A man checks his personal credit report at a bank in Meishan, Southwest China's Sichuan Province. (Photo: IC)
The Cyberspace Administration of China (CAC) released a draft regulation on Monday to promote credit construction in the field of internet information services, another step to advance the full-scale establishment of the country's social credit system.
The regulation aims to strengthen the information management of serious discredited entities in the internet sector, according to a statement published on the website of the CAC, the country's internet regulator.
Experts said that it is another major move to push forward the integrated construction of the country's social credit system, the largest in the world, in a bid to restore social trust in a more comprehensive way - both in offline activities and unmanageable online behavior.
"Internet users, especially those who make comments that may harm national security and invade personal privacy, will face severe penalties," Liu Dingding, a Beijing-based independent internet analyst, told the Global Times on Monday, noting that cyberspace will no longer be "a paradise for lawbreakers."
Entities that fabricate and disseminate information that violates social morality, business ethics and honesty, or seriously harms the public interest and the legitimate rights and interests of people, and has a bad social impact will be put on a blacklist, according to the draft regulation.
Discredited entities in the blacklist will face disciplinary measures such as online behavior restrictions or industry bans.
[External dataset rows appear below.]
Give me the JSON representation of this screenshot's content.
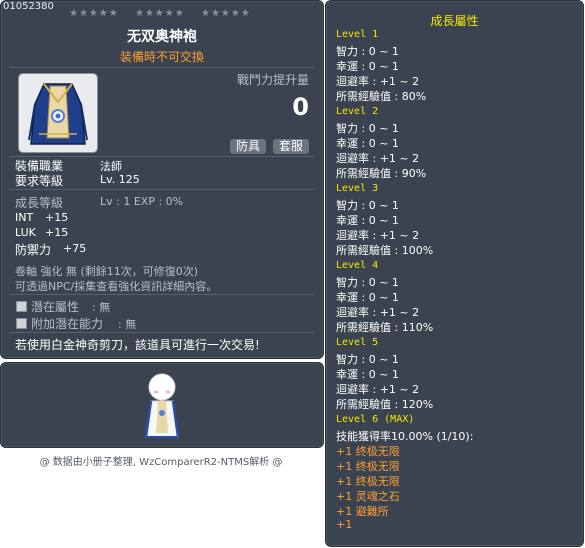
{
  "item": {
    "id": "01052380",
    "stars": [
      "★★★★★",
      "★★★★★",
      "★★★★★"
    ],
    "name": "无双奥神袍",
    "trade_note": "装備時不可交換",
    "power_label": "戰鬥力提升量",
    "power_value": "0",
    "tag_defense": "防具",
    "tag_cape": "套服",
    "job_label": "裝備職業",
    "job_value": "法師",
    "req_label": "要求等級",
    "req_value": "Lv. 125",
    "growth_label": "成長等級",
    "growth_value": "Lv : 1    EXP : 0%",
    "stats": [
      {
        "name": "INT",
        "value": "+15"
      },
      {
        "name": "LUK",
        "value": "+15"
      },
      {
        "name": "防禦力",
        "value": "+75"
      }
    ],
    "scroll_line": "卷軸 強化 無 (剩餘11次，可修復0次)",
    "npc_line": "可透過NPC/採集查看強化資訊詳細內容。",
    "potential_label": "潛在屬性",
    "potential_value": ": 無",
    "addpot_label": "附加潛在能力",
    "addpot_value": ": 無",
    "scissors_note": "若使用白金神奇剪刀，該道具可進行一次交易!"
  },
  "growth": {
    "title": "成長屬性",
    "levels": [
      {
        "label": "Level 1",
        "stats": [
          "智力 : 0 ~ 1",
          "幸運 : 0 ~ 1",
          "迴避率 : +1 ~ 2",
          "所需經驗值 : 80%"
        ]
      },
      {
        "label": "Level 2",
        "stats": [
          "智力 : 0 ~ 1",
          "幸運 : 0 ~ 1",
          "迴避率 : +1 ~ 2",
          "所需經驗值 : 90%"
        ]
      },
      {
        "label": "Level 3",
        "stats": [
          "智力 : 0 ~ 1",
          "幸運 : 0 ~ 1",
          "迴避率 : +1 ~ 2",
          "所需經驗值 : 100%"
        ]
      },
      {
        "label": "Level 4",
        "stats": [
          "智力 : 0 ~ 1",
          "幸運 : 0 ~ 1",
          "迴避率 : +1 ~ 2",
          "所需經驗值 : 110%"
        ]
      },
      {
        "label": "Level 5",
        "stats": [
          "智力 : 0 ~ 1",
          "幸運 : 0 ~ 1",
          "迴避率 : +1 ~ 2",
          "所需經驗值 : 120%"
        ]
      }
    ],
    "level6": {
      "label": "Level 6 (MAX)",
      "skill_line": "技能獲得率10.00% (1/10):",
      "bonuses": [
        "+1 终极无限",
        "+1 终极无限",
        "+1 终极无限",
        "+1 灵魂之石",
        "+1 避難所",
        "+1"
      ]
    }
  },
  "credit": "@ 数据由小册子整理, WzComparerR2-NTMS解析 @",
  "colors": {
    "panel": "#3b4350",
    "level_yellow": "#f3e800",
    "bonus_orange": "#ff9f33"
  }
}
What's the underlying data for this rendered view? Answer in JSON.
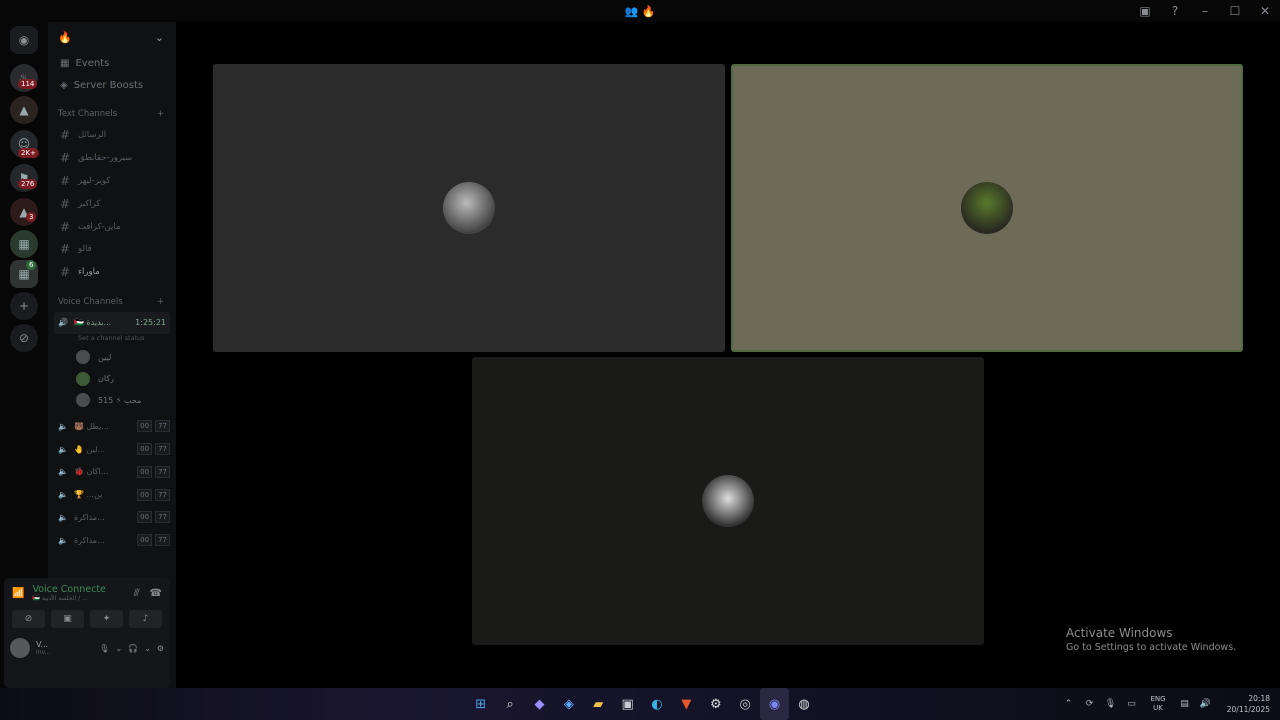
{
  "titlebar": {
    "center": "👥 🔥"
  },
  "rail": {
    "badges": [
      "114",
      "2K+",
      "276",
      "3",
      "6"
    ]
  },
  "server": {
    "name": "🔥"
  },
  "nav": [
    {
      "label": "Events",
      "icon": "calendar-icon"
    },
    {
      "label": "Server Boosts",
      "icon": "boost-icon"
    }
  ],
  "text_category": "Text Channels",
  "text_channels": [
    "الرسائل",
    "سيرور-حقانطق",
    "كويز-ليهز",
    "كراكبر",
    "ماين-كرافت",
    "قالو",
    "ماوراء"
  ],
  "voice_category": "Voice Channels",
  "current_voice": {
    "name": "🇵🇸 بديدة...",
    "timer": "1:25:21",
    "status": "Set a channel status"
  },
  "members": [
    {
      "name": "ليين"
    },
    {
      "name": "ركان"
    },
    {
      "name": "محب ⚡ 515"
    }
  ],
  "voice_channels": [
    {
      "name": "🐻 يطل...",
      "a": "00",
      "b": "77"
    },
    {
      "name": "🤚 لين...",
      "a": "00",
      "b": "77"
    },
    {
      "name": "🐞 اكان...",
      "a": "00",
      "b": "77"
    },
    {
      "name": "🏆 ...ين",
      "a": "00",
      "b": "77"
    },
    {
      "name": "مذاكرة...",
      "a": "00",
      "b": "77"
    },
    {
      "name": "مذاكرة...",
      "a": "00",
      "b": "77"
    }
  ],
  "voicebar": {
    "title": "Voice Connecte",
    "subtitle": "🇵🇸 الجلسة الأدبية / ...",
    "user_name": "V...",
    "user_status": "Inv..."
  },
  "activate": {
    "title": "Activate Windows",
    "subtitle": "Go to Settings to activate Windows."
  },
  "tray": {
    "lang1": "ENG",
    "lang2": "UK",
    "time": "20:18",
    "date": "20/11/2025"
  }
}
The blacklist is valid for three years.
Liu noted that a penalty of that duration will be a "harsh punishment" for industry players in the internet sector, as vanishing from the internet for three years is like "losing dozens of years in traditional industries."
The draft regulation is open for public comment until August 21.
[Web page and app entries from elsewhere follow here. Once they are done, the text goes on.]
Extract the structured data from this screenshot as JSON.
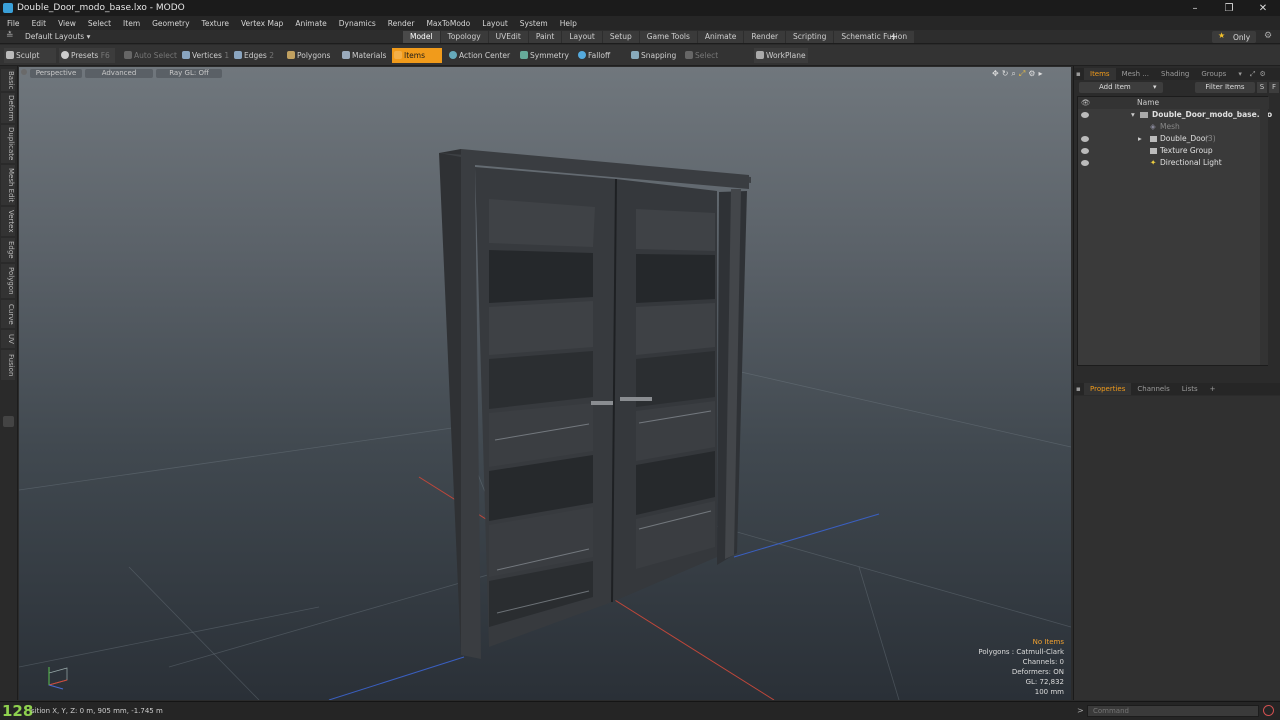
{
  "window": {
    "title": "Double_Door_modo_base.lxo - MODO",
    "controls": [
      "–",
      "❐",
      "✕"
    ]
  },
  "menu": [
    "File",
    "Edit",
    "View",
    "Select",
    "Item",
    "Geometry",
    "Texture",
    "Vertex Map",
    "Animate",
    "Dynamics",
    "Render",
    "MaxToModo",
    "Layout",
    "System",
    "Help"
  ],
  "layout_bar": {
    "layout_name": "Default Layouts ▾",
    "tabs": [
      "Model",
      "Topology",
      "UVEdit",
      "Paint",
      "Layout",
      "Setup",
      "Game Tools",
      "Animate",
      "Render",
      "Scripting",
      "Schematic Fusion"
    ],
    "active_tab": "Model",
    "add_tab": "+",
    "only_label": "Only"
  },
  "toolbar": {
    "sculpt": "Sculpt",
    "presets": "Presets",
    "presets_key": "F6",
    "auto_select": "Auto Select",
    "vertices": "Vertices",
    "vertices_key": "1",
    "edges": "Edges",
    "edges_key": "2",
    "polygons": "Polygons",
    "materials": "Materials",
    "items": "Items",
    "action_center": "Action Center",
    "symmetry": "Symmetry",
    "falloff": "Falloff",
    "snapping": "Snapping",
    "select_through": "Select Through",
    "workplane": "WorkPlane"
  },
  "left_tabs": [
    "Basic",
    "Deform",
    "Duplicate",
    "Mesh Edit",
    "Vertex",
    "Edge",
    "Polygon",
    "Curve",
    "UV",
    "Fusion"
  ],
  "viewport": {
    "perspective": "Perspective",
    "advanced": "Advanced",
    "raygl": "Ray GL: Off",
    "info": {
      "no_items": "No Items",
      "polygons": "Polygons : Catmull-Clark",
      "channels": "Channels: 0",
      "deformers": "Deformers: ON",
      "gl": "GL: 72,832",
      "unit": "100 mm"
    }
  },
  "items_panel": {
    "tabs": [
      "Items",
      "Mesh ...",
      "Shading",
      "Groups"
    ],
    "active_tab": "Items",
    "add_item": "Add Item",
    "filter_items": "Filter Items",
    "s": "S",
    "f": "F",
    "name_header": "Name",
    "rows": [
      {
        "label": "Double_Door_modo_base.lxo",
        "note": ""
      },
      {
        "label": "Mesh",
        "note": ""
      },
      {
        "label": "Double_Door",
        "note": "(3)"
      },
      {
        "label": "Texture Group",
        "note": ""
      },
      {
        "label": "Directional Light",
        "note": ""
      }
    ]
  },
  "properties_panel": {
    "tabs": [
      "Properties",
      "Channels",
      "Lists"
    ],
    "active_tab": "Properties",
    "add_tab": "+"
  },
  "status": {
    "fps": "128",
    "position": "sition X, Y, Z:   0 m, 905 mm, -1.745 m",
    "command_placeholder": "Command"
  },
  "colors": {
    "accent": "#f19b1b",
    "fps_green": "#8fd14f"
  }
}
China's social credit system has to be built on an information-sharing basis to improve tracking data for individuals and companies. China has built the largest credit system in the world, including information on 990 million people and 25.91 million companies and other organizations, according to media reports in June that cited the country's central bank.